Part of my introduction to mindful meditation was on a simulated retreat where for the whole day we didn’t speak to anyone.  We meditated in several ways, focussing on our breath, body scanning, walking meditations and so on throughout the day, and then we were asked if we could go out and find somewhere where we could just be alone and practice being in the moment.

It was a nice late autumn day.  I took my shooting stick and found a peaceful place in the grounds of the University of East Anglia where I was studying.  I sat comfortably perched on my stick and noticed this old but perfectly formed beech tree, which became my object of focus during the hour I was taking to practice ‘being in the moment’.

Before I started this course, I must admit I was sceptical about meditation and the claims made about its practice.  I didn’t have the experience I have now or the empirical proof of how positive meditation can be to calming your mind, least of all the evidence of how it can actually change the way your brain works for the better.  So I wasn’t expecting anything miraculous!

The experience turned out to be enlightening, to say the least.  I studied this tree which was quite beautiful for the whole hour and noticed how symmetrical, huge and clearly healthy it was.  I guessed it must have been 150 years old or more.  It seemed comfortable where it was and just like me, seemed to be happy being there in the moment, silent and content.  I noticed its shape, which seemed to be as a well balanced tree should be and particularly its lower boughs curved down to touch the grass like it was resting their enormous weight, but doing this gently and purposely not to damage the ground beneath.

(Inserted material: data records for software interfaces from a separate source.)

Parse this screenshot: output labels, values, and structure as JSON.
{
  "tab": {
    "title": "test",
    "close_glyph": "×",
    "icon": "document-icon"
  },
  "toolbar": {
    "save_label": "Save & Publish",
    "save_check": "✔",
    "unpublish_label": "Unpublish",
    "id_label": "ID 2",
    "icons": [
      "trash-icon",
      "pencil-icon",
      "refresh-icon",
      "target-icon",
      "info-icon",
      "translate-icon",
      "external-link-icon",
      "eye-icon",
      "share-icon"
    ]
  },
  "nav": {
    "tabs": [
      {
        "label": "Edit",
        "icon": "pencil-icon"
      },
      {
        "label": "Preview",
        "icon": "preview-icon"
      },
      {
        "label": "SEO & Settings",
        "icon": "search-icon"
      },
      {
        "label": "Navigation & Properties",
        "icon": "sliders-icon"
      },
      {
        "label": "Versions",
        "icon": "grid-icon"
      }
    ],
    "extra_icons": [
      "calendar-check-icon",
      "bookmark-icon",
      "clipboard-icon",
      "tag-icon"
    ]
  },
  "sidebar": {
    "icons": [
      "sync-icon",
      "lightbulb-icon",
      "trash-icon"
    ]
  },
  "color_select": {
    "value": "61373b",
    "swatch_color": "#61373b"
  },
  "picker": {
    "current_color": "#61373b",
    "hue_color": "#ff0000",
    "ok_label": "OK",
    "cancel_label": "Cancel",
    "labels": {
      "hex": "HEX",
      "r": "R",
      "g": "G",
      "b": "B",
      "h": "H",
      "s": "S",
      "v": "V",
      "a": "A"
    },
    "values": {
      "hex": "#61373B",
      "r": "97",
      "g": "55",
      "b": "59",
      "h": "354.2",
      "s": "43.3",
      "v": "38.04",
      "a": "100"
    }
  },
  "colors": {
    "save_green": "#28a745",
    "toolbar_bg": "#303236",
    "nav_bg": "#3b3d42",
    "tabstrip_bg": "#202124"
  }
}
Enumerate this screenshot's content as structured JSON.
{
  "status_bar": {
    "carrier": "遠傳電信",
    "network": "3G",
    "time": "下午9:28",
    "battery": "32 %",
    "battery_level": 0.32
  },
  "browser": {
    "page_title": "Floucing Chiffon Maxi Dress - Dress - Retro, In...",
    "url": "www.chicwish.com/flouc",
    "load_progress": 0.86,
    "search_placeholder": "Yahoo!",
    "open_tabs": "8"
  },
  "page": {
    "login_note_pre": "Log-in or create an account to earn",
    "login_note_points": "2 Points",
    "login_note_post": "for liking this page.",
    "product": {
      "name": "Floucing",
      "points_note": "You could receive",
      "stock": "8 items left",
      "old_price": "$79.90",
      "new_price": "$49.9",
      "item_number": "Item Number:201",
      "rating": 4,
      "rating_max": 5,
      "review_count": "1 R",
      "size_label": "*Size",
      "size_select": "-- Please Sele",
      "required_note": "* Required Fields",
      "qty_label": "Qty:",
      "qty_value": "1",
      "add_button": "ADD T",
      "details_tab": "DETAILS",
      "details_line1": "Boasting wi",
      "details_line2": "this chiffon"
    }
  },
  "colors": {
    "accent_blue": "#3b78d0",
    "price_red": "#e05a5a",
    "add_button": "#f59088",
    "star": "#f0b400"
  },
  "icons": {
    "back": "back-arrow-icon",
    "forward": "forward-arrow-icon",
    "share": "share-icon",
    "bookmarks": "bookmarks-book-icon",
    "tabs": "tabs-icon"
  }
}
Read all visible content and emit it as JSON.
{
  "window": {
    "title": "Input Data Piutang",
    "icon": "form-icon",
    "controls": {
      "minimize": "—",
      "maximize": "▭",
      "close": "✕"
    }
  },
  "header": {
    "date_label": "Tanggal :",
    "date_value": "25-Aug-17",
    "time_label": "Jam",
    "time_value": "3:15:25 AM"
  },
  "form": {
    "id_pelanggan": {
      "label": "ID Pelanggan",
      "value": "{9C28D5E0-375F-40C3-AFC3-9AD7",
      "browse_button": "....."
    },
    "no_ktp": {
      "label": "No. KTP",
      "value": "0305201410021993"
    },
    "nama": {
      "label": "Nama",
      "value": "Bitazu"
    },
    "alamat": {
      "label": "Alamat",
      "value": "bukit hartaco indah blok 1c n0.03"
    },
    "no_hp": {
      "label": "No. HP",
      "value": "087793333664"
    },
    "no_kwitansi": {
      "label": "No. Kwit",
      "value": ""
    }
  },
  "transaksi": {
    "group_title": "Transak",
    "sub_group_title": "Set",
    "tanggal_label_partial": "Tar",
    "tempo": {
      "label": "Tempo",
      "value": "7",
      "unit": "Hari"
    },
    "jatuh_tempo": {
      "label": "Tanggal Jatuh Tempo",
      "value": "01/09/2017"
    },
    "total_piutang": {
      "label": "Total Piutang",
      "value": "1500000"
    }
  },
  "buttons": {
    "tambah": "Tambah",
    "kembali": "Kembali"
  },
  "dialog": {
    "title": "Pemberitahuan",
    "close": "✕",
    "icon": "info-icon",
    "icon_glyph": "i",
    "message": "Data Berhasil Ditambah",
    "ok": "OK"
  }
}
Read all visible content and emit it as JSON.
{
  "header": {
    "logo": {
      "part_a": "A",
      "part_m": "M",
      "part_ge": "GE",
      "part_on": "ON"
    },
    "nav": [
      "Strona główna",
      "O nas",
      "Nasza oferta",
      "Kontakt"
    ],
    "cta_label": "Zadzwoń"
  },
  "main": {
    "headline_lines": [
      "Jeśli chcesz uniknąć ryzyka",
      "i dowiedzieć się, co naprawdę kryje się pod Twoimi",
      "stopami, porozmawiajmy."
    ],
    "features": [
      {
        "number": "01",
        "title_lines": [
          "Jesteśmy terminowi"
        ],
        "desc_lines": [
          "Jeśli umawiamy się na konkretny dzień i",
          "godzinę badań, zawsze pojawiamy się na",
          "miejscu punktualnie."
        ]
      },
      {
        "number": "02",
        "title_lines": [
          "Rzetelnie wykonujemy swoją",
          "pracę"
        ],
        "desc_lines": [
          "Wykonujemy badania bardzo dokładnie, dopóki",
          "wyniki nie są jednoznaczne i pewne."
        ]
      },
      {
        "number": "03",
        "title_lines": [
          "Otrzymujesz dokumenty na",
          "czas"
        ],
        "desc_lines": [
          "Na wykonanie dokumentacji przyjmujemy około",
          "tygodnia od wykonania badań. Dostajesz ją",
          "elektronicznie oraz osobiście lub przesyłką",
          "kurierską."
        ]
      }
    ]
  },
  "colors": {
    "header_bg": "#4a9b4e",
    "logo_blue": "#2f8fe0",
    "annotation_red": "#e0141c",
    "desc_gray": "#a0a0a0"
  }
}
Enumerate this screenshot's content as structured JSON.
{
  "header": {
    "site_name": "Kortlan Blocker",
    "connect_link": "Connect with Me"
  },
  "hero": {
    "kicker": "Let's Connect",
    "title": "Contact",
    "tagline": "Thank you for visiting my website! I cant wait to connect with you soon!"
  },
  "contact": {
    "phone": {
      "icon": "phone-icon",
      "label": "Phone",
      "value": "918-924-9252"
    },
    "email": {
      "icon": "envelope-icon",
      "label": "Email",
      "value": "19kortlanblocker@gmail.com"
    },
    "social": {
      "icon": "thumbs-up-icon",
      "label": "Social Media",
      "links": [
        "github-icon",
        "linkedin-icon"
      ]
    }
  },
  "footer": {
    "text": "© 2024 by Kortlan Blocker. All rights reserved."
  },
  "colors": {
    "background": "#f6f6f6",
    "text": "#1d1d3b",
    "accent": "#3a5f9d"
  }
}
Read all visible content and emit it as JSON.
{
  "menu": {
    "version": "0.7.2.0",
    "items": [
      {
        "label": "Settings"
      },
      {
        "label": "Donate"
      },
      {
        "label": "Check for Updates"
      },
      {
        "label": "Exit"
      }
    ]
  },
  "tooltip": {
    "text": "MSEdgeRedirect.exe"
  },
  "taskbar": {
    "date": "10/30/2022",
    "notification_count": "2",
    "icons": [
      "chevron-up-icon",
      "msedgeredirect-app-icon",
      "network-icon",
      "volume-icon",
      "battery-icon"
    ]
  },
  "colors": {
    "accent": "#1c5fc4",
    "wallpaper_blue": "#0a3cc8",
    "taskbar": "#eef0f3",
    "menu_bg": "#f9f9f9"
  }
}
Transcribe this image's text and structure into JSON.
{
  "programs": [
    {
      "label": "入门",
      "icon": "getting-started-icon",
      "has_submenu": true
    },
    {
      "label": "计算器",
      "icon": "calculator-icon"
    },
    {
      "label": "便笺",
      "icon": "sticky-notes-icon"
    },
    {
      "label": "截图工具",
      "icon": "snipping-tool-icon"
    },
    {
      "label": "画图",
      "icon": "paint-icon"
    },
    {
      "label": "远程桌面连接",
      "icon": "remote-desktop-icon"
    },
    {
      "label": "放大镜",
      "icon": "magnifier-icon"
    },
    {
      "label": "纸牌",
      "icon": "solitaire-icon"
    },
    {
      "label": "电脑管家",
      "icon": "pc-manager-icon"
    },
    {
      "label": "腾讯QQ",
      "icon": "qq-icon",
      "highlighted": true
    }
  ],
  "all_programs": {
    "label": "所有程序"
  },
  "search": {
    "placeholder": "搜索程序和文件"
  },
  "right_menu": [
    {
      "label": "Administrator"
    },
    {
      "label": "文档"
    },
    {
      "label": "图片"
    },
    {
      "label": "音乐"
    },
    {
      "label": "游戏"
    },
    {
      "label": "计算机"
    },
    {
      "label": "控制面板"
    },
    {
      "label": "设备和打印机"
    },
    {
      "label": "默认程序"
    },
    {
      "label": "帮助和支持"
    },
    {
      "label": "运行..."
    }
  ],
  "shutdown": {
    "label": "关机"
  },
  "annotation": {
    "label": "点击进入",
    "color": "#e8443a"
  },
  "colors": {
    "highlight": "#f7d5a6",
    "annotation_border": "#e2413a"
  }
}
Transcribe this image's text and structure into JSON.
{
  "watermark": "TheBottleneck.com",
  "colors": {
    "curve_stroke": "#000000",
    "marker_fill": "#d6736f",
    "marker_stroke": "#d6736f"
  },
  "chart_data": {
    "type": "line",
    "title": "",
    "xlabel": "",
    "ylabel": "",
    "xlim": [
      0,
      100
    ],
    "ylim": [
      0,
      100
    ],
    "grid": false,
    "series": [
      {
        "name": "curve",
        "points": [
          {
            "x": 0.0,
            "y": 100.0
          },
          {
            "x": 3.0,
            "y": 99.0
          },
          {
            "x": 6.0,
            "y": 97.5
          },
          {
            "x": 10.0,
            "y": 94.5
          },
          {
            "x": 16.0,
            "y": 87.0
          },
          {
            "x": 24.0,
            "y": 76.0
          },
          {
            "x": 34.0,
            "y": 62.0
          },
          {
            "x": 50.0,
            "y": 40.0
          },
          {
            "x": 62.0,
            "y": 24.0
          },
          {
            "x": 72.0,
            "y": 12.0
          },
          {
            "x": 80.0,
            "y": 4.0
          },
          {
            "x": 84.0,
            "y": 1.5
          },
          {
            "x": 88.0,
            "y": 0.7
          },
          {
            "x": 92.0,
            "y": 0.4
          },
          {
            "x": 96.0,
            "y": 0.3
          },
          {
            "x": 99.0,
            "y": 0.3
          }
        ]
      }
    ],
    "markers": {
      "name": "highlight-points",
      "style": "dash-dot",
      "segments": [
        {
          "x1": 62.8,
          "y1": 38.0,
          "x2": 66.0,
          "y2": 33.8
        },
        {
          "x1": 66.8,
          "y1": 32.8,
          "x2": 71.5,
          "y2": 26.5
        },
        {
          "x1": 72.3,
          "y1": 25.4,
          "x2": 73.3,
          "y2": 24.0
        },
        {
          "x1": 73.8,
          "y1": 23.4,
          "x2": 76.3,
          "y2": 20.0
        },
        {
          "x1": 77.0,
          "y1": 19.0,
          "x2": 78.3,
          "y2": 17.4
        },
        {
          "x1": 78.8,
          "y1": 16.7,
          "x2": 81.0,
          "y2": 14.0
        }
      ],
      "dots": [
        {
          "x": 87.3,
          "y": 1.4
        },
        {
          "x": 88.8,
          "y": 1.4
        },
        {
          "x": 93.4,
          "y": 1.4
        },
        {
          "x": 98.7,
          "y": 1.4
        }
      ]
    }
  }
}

There was no wind, so it didn’t move, it just rested there on the lawn which it had no doubt done for many decades before.  It was a wonderful experience.  I felt we became friends.  I respected that tree and have never forgotten the experience.  I made a note to go back and visit it one day.

Since then, I have discovered tranquillity in life in many forms though plants, animals and people.  I hope you can do the same.